NER Negative CO2 Newsletter October 2017
This is the third edition of the newsletter of The Nordic Energy Research Flagship Project “Negative CO2 Emissions with Chemical Looping Combustion of Biomass”
This edition covers the results and progress of the project in the period from September 2016 to September 2017.
Haven’t heard about CO2 capture and storage before? Click here for an introduction.
NER Negative CO2
The NER Negative CO2 project combines technologies and research that will be help us reduce the level of CO2 in the atmosphere effectively and at a low cost. To achieve the climate goals of the Paris Climate Agreement, we need to effectively stop any and all emissions of CO2 where possible, and compensate for emissions we cannot avoid (for instance from agriculture).

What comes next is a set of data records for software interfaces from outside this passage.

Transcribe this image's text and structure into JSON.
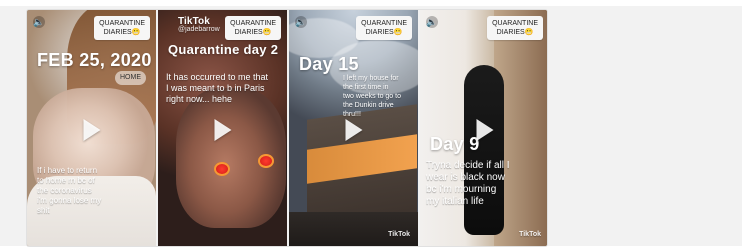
{
  "cards": [
    {
      "badge": "QUARANTINE\nDIARIES😬",
      "title": "FEB 25, 2020",
      "home": "HOME",
      "caption": "If i have to return\nto home rn bc of\nthe coronavirus\ni'm gonna lose my\nshit",
      "icons": {
        "mute": "volume-icon",
        "play": "play-icon"
      }
    },
    {
      "tiktok": "TikTok",
      "handle": "@jadebarrow",
      "badge": "QUARANTINE\nDIARIES😬",
      "title": "Quarantine day 2",
      "caption": "It has occurred to me that\nI was meant to b in Paris\nright now... hehe",
      "icons": {
        "logo": "tiktok-logo-icon",
        "play": "play-icon"
      }
    },
    {
      "badge": "QUARANTINE\nDIARIES😬",
      "title": "Day 15",
      "caption": "I left my house for\nthe first time in\ntwo weeks to go to\nthe Dunkin drive\nthru!!!",
      "corner": "TikTok",
      "icons": {
        "mute": "volume-icon",
        "play": "play-icon"
      }
    },
    {
      "badge": "QUARANTINE\nDIARIES😬",
      "title": "Day 9",
      "caption": "Tryna decide if all I\nwear is black now\nbc i'm mourning\nmy italian life",
      "corner": "TikTok",
      "icons": {
        "mute": "volume-icon",
        "play": "play-icon"
      }
    }
  ]
}
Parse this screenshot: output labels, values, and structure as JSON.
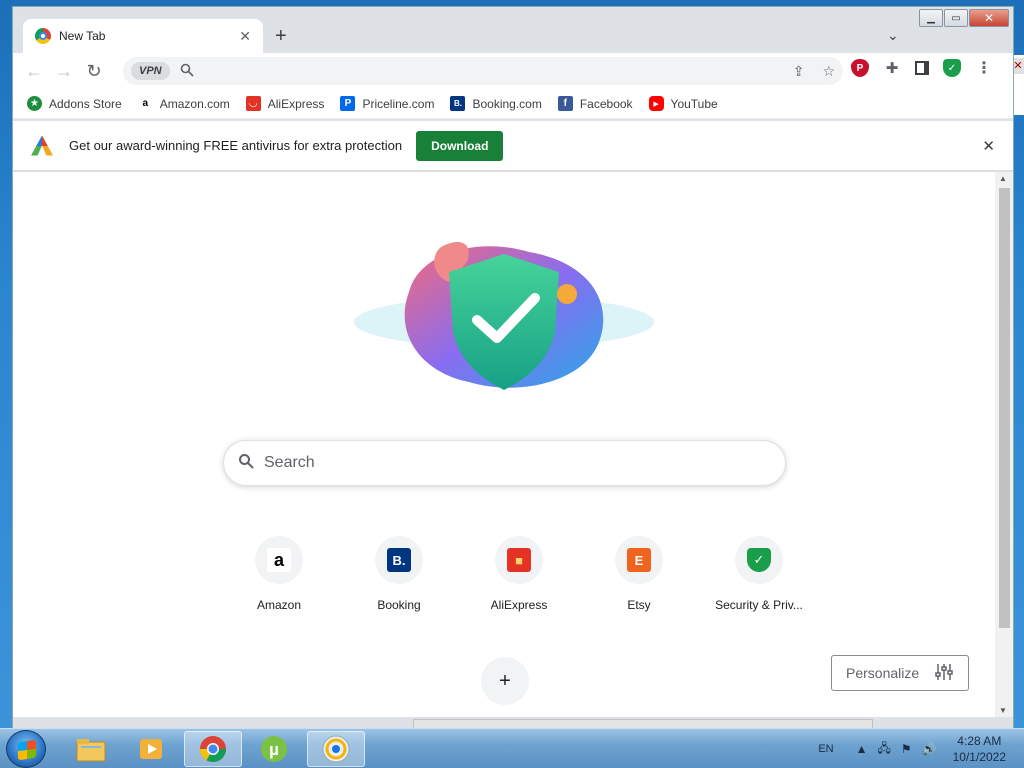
{
  "browser": {
    "tab": {
      "title": "New Tab"
    },
    "omnibox": {
      "vpn_label": "VPN",
      "value": ""
    },
    "bookmarks": [
      {
        "label": "Addons Store",
        "icon": "star-badge-icon",
        "color": "#1e8e3e"
      },
      {
        "label": "Amazon.com",
        "icon": "amazon-icon",
        "color": "#000000"
      },
      {
        "label": "AliExpress",
        "icon": "aliexpress-icon",
        "color": "#e43225"
      },
      {
        "label": "Priceline.com",
        "icon": "priceline-icon",
        "color": "#0068ef"
      },
      {
        "label": "Booking.com",
        "icon": "booking-icon",
        "color": "#003580"
      },
      {
        "label": "Facebook",
        "icon": "facebook-icon",
        "color": "#3b5998"
      },
      {
        "label": "YouTube",
        "icon": "youtube-icon",
        "color": "#ff0000"
      }
    ],
    "infobar": {
      "message": "Get our award-winning FREE antivirus for extra protection",
      "button_label": "Download"
    }
  },
  "newtab": {
    "search_placeholder": "Search",
    "shortcuts": [
      {
        "label": "Amazon",
        "glyph": "a",
        "color": "#ffffff",
        "text_color": "#000000"
      },
      {
        "label": "Booking",
        "glyph": "B.",
        "color": "#003580",
        "text_color": "#ffffff"
      },
      {
        "label": "AliExpress",
        "glyph": "■",
        "color": "#e43225",
        "text_color": "#ffd166"
      },
      {
        "label": "Etsy",
        "glyph": "E",
        "color": "#f1641e",
        "text_color": "#ffffff"
      },
      {
        "label": "Security & Priv...",
        "glyph": "✓",
        "color": "#1b9e4b",
        "text_color": "#ffffff"
      }
    ],
    "add_label": "+",
    "personalize_label": "Personalize"
  },
  "taskbar": {
    "language": "EN",
    "time": "4:28 AM",
    "date": "10/1/2022"
  }
}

According to the UN Intergovernmental Panel on Climate Change (IPCC), the necessary measures include: the uptake of renewable energy, electrification, and Carbon Capture and Storage (CCS). These solutions alone will, however, not be enough. We need to decrease the amount of CO2 that is already present in the atmosphere. We need large-scale negative emissions.

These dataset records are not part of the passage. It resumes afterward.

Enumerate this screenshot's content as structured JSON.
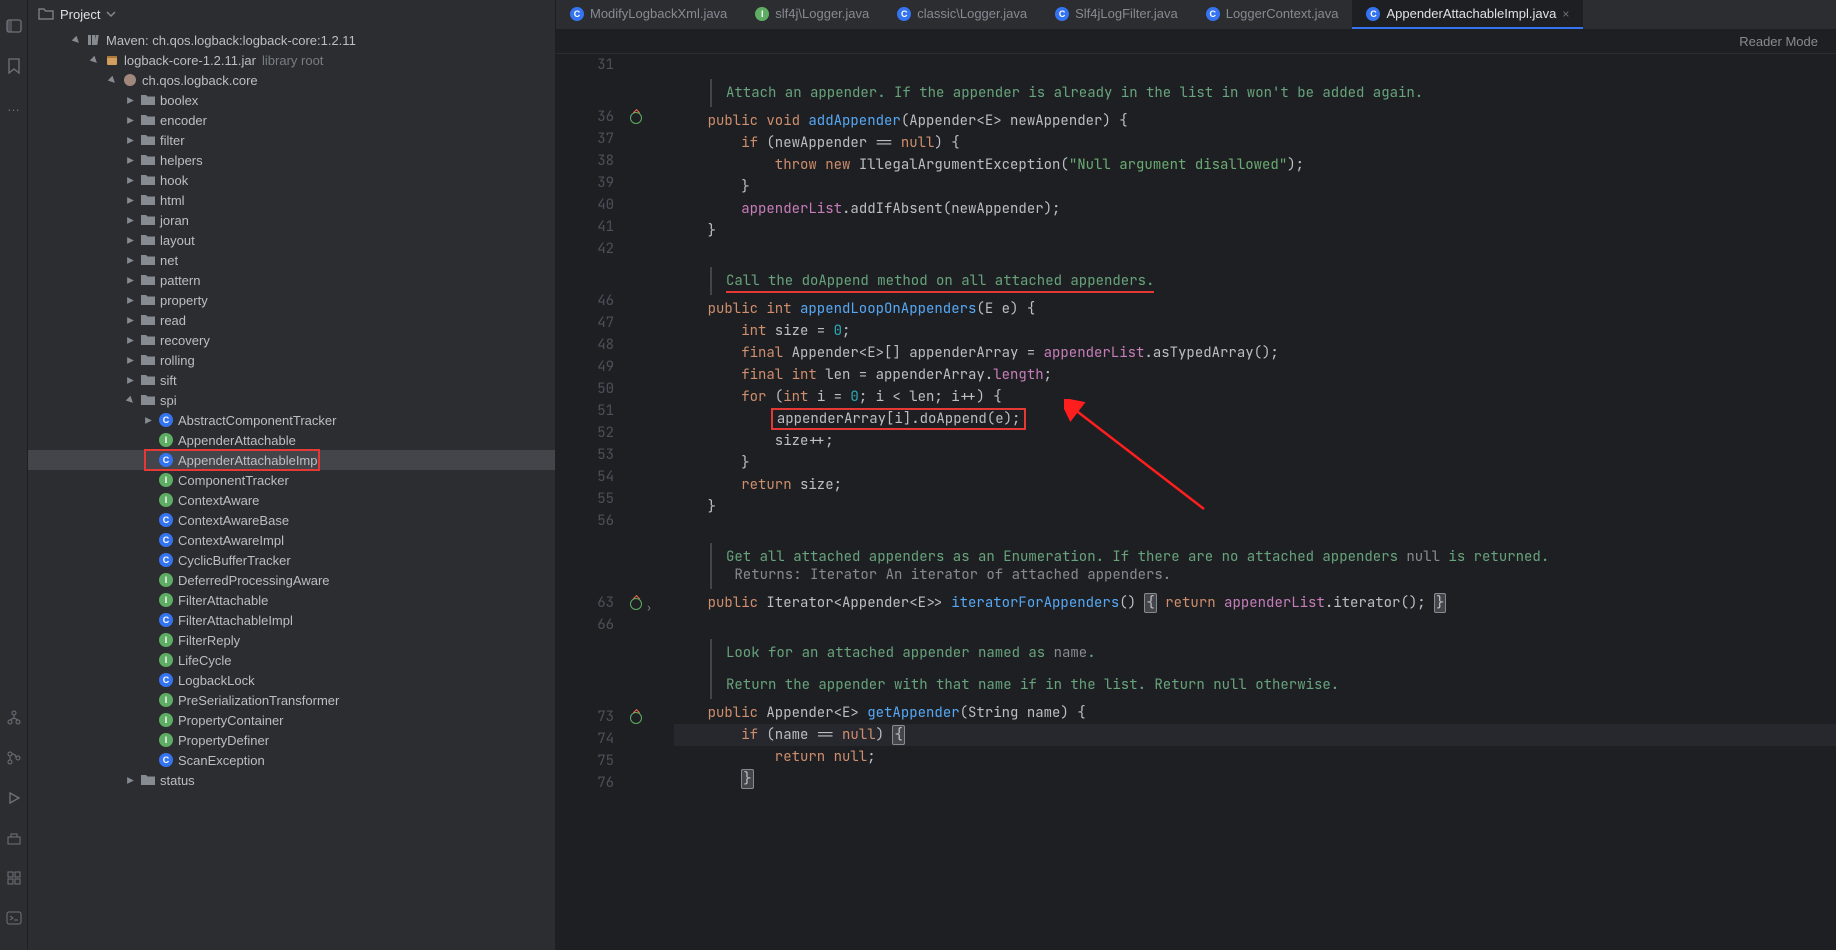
{
  "project": {
    "label": "Project"
  },
  "reader_mode": "Reader Mode",
  "tree": {
    "root_label": "Maven: ch.qos.logback:logback-core:1.2.11",
    "jar_label": "logback-core-1.2.11.jar",
    "jar_suffix": "library root",
    "pkg_label": "ch.qos.logback.core",
    "folders": [
      "boolex",
      "encoder",
      "filter",
      "helpers",
      "hook",
      "html",
      "joran",
      "layout",
      "net",
      "pattern",
      "property",
      "read",
      "recovery",
      "rolling",
      "sift"
    ],
    "spi_label": "spi",
    "spi_items": [
      {
        "icon": "c",
        "name": "AbstractComponentTracker",
        "expand": true
      },
      {
        "icon": "i",
        "name": "AppenderAttachable"
      },
      {
        "icon": "c",
        "name": "AppenderAttachableImpl",
        "selected": true,
        "boxed": true
      },
      {
        "icon": "i",
        "name": "ComponentTracker"
      },
      {
        "icon": "i",
        "name": "ContextAware"
      },
      {
        "icon": "c",
        "name": "ContextAwareBase"
      },
      {
        "icon": "c",
        "name": "ContextAwareImpl"
      },
      {
        "icon": "c",
        "name": "CyclicBufferTracker"
      },
      {
        "icon": "i",
        "name": "DeferredProcessingAware"
      },
      {
        "icon": "i",
        "name": "FilterAttachable"
      },
      {
        "icon": "c",
        "name": "FilterAttachableImpl"
      },
      {
        "icon": "i",
        "name": "FilterReply"
      },
      {
        "icon": "i",
        "name": "LifeCycle"
      },
      {
        "icon": "c",
        "name": "LogbackLock"
      },
      {
        "icon": "i",
        "name": "PreSerializationTransformer"
      },
      {
        "icon": "i",
        "name": "PropertyContainer"
      },
      {
        "icon": "i",
        "name": "PropertyDefiner"
      },
      {
        "icon": "c",
        "name": "ScanException"
      }
    ],
    "status_label": "status"
  },
  "tabs": [
    {
      "icon": "c",
      "label": "ModifyLogbackXml.java"
    },
    {
      "icon": "i",
      "label": "slf4j\\Logger.java"
    },
    {
      "icon": "c",
      "label": "classic\\Logger.java"
    },
    {
      "icon": "c",
      "label": "Slf4jLogFilter.java"
    },
    {
      "icon": "c",
      "label": "LoggerContext.java"
    },
    {
      "icon": "c",
      "label": "AppenderAttachableImpl.java",
      "active": true
    }
  ],
  "doc1": "Attach an appender. If the appender is already in the list in won't be added again.",
  "doc2_a": "Call the ",
  "doc2_b": "doAppend",
  "doc2_c": " method on all attached appenders.",
  "doc3_a": "Get all attached appenders as an Enumeration. If there are no attached appenders ",
  "doc3_b": "null",
  "doc3_c": " is returned.",
  "doc3_ret": " Returns: Iterator An iterator of attached appenders.",
  "doc4_a": "Look for an attached appender named as ",
  "doc4_b": "name",
  "doc4_c": ".",
  "doc4_ret": "Return the appender with that name if in the list. Return null otherwise.",
  "lines": {
    "l31": "31",
    "l36": "36",
    "l37": "37",
    "l38": "38",
    "l39": "39",
    "l40": "40",
    "l41": "41",
    "l42": "42",
    "l46": "46",
    "l47": "47",
    "l48": "48",
    "l49": "49",
    "l50": "50",
    "l51": "51",
    "l52": "52",
    "l53": "53",
    "l54": "54",
    "l55": "55",
    "l56": "56",
    "l63": "63",
    "l66": "66",
    "l73": "73",
    "l74": "74",
    "l75": "75",
    "l76": "76"
  },
  "code": {
    "l36": {
      "a": "    public",
      "b": " void",
      "c": " addAppender",
      "d": "(Appender<",
      "e": "E",
      "f": "> newAppender) {"
    },
    "l37": {
      "a": "        if",
      "b": " (newAppender ",
      "c": "==",
      "d": " null",
      "e": ") {"
    },
    "l38": {
      "a": "            throw",
      "b": " new",
      "c": " IllegalArgumentException(",
      "d": "\"Null argument disallowed\"",
      "e": ");"
    },
    "l39": "        }",
    "l40": {
      "a": "        ",
      "b": "appenderList",
      "c": ".addIfAbsent(newAppender);"
    },
    "l41": "    }",
    "l42": "",
    "l46": {
      "a": "    public",
      "b": " int",
      "c": " appendLoopOnAppenders",
      "d": "(",
      "e": "E",
      "f": " e) {"
    },
    "l47": {
      "a": "        int",
      "b": " size = ",
      "c": "0",
      "d": ";"
    },
    "l48": {
      "a": "        final",
      "b": " Appender<",
      "c": "E",
      "d": ">[] appenderArray = ",
      "e": "appenderList",
      "f": ".asTypedArray();"
    },
    "l49": {
      "a": "        final",
      "b": " int",
      "c": " len = appenderArray.",
      "d": "length",
      "e": ";"
    },
    "l50": {
      "a": "        for",
      "b": " (",
      "c": "int",
      "d": " i = ",
      "e": "0",
      "f": "; i < len; i++) {"
    },
    "l51": {
      "a": "            ",
      "b": "appenderArray[i].doAppend(e);"
    },
    "l52": {
      "a": "            size++",
      ";": ";",
      "b": ";"
    },
    "l53": "        }",
    "l54": {
      "a": "        return",
      "b": " size;"
    },
    "l55": "    }",
    "l56": "",
    "l63": {
      "a": "    public",
      "b": " Iterator<Appender<",
      "c": "E",
      "d": ">> ",
      "e": "iteratorForAppenders",
      "f": "() ",
      "g": "{",
      "h": " return",
      "i": " appenderList",
      "j": ".iterator(); ",
      "k": "}"
    },
    "l66": "",
    "l73": {
      "a": "    public",
      "b": " Appender<",
      "c": "E",
      "d": "> ",
      "e": "getAppender",
      "f": "(String name) {"
    },
    "l74": {
      "a": "        if",
      "b": " (name ",
      "c": "==",
      "d": " null",
      "e": ") ",
      "f": "{"
    },
    "l75": {
      "a": "            return",
      "b": " null",
      "c": ";"
    },
    "l76": {
      "a": "        ",
      "b": "}"
    }
  }
}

In the Nordic countries, there is a large potential for the capture and permanent geological storage of CO2 from biomass. Norway has 20 years of experience in full-scale CO2 storage, and is planning for a large-scale CO2 transport and storage infrastructure ready by 2022 that could receive CO2 northern and Western Europe. Sweden and Finland have large point source emissions of CO2 from biomass.
Chemical Looping Combustion
Chemical Looping Combustion (CLC) is a technology able to capture CO2 from energy production at relatively low cost and with a large efficiency. While conventional combustors burn fuel with ambient air, containing the needed oxygen as well as a lot of nitrogen, CLC installations burn fuel with solid metal oxide particles.
When the fuel reacts with these particles, which are called the oxygen carriers, the oxygen is transferred to the fuel giving the same combustion products as normal combustion. These are CO2 and water vapor. The important difference is that the combustion products leave the so-called fuel reactor without any of the nitrogen in the air, and when the gas is cooled, the water vapor condenses resulting in an essentially pure CO2 stream. At this is the important point, this can be done without any costly and energy demanding gas separation. Because the costly gas separation can be avoided, CLC is expected to reduce the cost of CO2 capture dramatically.
The aim of the project is to take the technology to the next level in its development by upscaling it to a semi-commercial scale.